26 Jun 2020Submitted to British Journal of Clinical Pharmacology
27 Jun 2020Assigned to Editor
27 Jun 2020Submission Checks Completed

Abstract
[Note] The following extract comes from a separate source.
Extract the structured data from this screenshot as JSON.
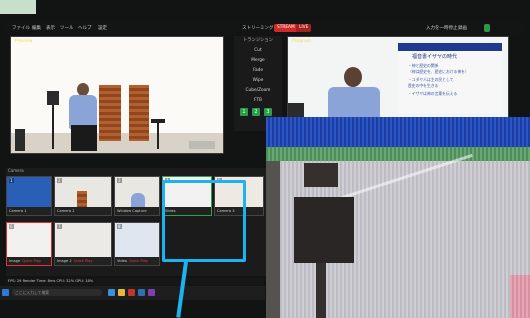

Aims: The storm-like nature of the health crises caused by COVID-19 has led to unconventional clinical trial practices such as the relaxation of exclusion criteria. The question remains: how can we conduct diverse trials without exposing sub-groups of populations to potentially higher drug exposure levels? The aim of this study was to build an extensive knowledge-base of the effect of intrinsic and extrinsic factors on the disposition of several repurposed COVID-19 drugs. Methods: Verified physiologically‐based pharmacokinetic (PBPK) models were used study the effect of COVID-19 drugs PK in geriatric patients, race, organ impairment, DDI risks, disease-drug interaction for repurposed COVID-19 drugs. Furthermore, these models were used to predict epithelial lining fluid (ELF) exposure which is relevant for COVID-19 patients by accounting for the interplay between cytokines and metabolic disposition. Results: The simulated PK profiles suggest no dose adjustments are required based on age and race for COVID-19 drugs; however, sometimes dose adjustments are warranted for patients exhibiting hepatic/renal impairment in addition to COVID-19 co-morbidity. PBPK model simulations suggest ELF exposure to attain a target concentration was adequate for most drugs except azithromycin, atazanavir and lopinavir/ritonavir. Conclusion: We demonstrate that systematically collated data on the ADME, human PK parameters, DDIs, and organ impairment has enabled verification of simulated plasma and lung tissue exposure of many repurposed COVID-19 drugs to justify broader recruitment criteria for patients. In addition, developed PBPK model helped to assess the correlation between target site exposure to relevant potency values from in vitro studies for SARS-CoV-2.